[About this task]: Whenever a line in the records below contains "duration", pick it out.

---------- Input records ----------

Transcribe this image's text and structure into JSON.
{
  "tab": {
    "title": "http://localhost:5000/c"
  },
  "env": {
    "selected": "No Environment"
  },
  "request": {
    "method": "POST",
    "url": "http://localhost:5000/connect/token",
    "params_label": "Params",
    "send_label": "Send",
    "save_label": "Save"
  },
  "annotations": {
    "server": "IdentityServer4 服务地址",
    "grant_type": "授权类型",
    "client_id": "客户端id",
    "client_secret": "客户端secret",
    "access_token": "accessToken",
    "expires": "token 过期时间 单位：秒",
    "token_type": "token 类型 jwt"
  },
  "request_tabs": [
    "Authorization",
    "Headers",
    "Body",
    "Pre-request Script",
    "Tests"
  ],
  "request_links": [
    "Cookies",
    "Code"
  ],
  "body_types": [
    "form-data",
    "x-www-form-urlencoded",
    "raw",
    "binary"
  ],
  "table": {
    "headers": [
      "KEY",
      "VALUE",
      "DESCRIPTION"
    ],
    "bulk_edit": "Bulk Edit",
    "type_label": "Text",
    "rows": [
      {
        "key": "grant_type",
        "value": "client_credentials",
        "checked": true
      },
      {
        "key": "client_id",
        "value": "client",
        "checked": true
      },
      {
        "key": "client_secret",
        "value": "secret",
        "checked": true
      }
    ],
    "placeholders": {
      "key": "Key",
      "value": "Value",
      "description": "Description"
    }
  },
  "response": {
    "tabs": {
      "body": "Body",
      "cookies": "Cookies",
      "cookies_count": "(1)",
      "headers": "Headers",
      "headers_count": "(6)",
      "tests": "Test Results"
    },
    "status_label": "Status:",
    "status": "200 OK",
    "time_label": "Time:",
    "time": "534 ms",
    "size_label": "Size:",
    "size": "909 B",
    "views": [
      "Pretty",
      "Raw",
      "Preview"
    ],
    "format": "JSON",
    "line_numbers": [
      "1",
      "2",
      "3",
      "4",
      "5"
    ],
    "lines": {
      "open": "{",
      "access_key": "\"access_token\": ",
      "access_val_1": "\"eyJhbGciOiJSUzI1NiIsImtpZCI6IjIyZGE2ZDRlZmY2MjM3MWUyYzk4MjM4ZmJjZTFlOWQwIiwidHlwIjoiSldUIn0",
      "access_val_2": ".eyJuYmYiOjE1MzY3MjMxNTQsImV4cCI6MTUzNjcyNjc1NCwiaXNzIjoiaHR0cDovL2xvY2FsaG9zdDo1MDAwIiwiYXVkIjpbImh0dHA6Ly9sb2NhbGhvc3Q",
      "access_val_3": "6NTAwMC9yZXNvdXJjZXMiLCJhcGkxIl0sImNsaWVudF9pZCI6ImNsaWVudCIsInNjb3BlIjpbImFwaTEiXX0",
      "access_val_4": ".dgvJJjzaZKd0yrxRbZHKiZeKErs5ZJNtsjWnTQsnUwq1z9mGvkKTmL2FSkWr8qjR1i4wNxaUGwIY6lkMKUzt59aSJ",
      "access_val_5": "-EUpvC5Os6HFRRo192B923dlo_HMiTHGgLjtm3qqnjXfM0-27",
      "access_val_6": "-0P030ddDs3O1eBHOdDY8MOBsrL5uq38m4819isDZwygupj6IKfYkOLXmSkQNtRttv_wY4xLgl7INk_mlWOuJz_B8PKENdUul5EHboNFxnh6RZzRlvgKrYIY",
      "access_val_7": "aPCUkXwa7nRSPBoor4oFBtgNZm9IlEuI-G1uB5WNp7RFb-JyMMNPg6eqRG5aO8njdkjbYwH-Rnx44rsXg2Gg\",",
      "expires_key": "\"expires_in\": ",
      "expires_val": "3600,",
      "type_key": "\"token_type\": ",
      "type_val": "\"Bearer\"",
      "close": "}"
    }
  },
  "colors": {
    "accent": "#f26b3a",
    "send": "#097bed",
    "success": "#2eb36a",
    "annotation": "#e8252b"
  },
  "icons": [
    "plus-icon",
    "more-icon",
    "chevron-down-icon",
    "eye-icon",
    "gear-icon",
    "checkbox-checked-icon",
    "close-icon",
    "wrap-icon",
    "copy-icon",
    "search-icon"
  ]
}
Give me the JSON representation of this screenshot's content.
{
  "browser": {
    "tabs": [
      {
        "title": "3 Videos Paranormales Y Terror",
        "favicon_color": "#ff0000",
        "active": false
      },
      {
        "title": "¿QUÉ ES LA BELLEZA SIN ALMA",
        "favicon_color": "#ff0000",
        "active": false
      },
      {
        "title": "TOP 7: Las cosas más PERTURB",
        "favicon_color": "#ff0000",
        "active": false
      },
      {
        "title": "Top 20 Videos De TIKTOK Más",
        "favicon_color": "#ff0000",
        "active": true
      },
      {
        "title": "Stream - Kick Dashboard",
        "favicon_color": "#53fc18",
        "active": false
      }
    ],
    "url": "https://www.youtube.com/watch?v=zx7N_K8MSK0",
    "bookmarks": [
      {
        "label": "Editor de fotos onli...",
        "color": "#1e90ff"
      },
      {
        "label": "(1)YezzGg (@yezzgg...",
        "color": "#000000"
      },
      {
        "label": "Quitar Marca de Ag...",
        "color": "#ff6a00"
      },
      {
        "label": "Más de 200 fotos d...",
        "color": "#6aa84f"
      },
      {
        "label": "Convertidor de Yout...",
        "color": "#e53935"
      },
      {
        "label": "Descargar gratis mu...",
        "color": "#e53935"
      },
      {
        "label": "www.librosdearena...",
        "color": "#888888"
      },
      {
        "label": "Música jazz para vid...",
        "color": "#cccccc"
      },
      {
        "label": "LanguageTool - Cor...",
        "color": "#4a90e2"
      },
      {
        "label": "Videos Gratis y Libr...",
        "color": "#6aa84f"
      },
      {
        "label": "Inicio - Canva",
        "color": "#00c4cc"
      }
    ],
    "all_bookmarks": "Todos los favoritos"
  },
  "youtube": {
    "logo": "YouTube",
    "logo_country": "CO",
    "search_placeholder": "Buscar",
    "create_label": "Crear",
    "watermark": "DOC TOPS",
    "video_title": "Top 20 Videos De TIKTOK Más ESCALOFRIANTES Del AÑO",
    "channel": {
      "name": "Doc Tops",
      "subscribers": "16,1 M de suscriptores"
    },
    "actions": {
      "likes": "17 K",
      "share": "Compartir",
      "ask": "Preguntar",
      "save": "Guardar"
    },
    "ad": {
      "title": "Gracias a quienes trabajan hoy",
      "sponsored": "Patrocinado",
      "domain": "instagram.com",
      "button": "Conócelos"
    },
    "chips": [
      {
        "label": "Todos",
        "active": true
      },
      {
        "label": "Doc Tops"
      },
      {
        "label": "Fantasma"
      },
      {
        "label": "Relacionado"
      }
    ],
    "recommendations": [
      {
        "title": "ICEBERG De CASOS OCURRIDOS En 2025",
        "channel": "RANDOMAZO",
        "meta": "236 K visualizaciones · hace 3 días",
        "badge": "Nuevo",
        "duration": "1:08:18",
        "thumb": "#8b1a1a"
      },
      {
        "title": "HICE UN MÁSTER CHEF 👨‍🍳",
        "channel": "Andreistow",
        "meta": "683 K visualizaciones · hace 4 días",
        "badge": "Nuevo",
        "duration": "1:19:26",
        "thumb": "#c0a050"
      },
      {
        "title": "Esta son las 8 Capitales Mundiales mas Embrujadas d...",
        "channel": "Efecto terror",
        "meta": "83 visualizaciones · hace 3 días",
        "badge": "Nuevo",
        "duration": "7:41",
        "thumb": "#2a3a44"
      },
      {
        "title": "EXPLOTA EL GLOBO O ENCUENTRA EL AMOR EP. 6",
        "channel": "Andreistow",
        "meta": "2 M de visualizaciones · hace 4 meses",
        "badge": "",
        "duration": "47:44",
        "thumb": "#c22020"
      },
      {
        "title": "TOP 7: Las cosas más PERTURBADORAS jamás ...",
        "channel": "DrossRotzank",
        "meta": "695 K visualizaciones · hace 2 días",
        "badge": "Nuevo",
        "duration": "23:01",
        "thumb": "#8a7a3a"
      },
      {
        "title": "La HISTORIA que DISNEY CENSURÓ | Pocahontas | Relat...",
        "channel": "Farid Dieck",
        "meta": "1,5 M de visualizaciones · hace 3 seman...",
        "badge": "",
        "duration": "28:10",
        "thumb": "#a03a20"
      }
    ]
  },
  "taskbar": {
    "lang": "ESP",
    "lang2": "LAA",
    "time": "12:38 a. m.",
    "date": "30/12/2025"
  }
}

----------

[Exercise answer]:
        "duration": "1:08:18",
        "duration": "1:19:26",
        "duration": "7:41",
        "duration": "47:44",
        "duration": "23:01",
        "duration": "28:10",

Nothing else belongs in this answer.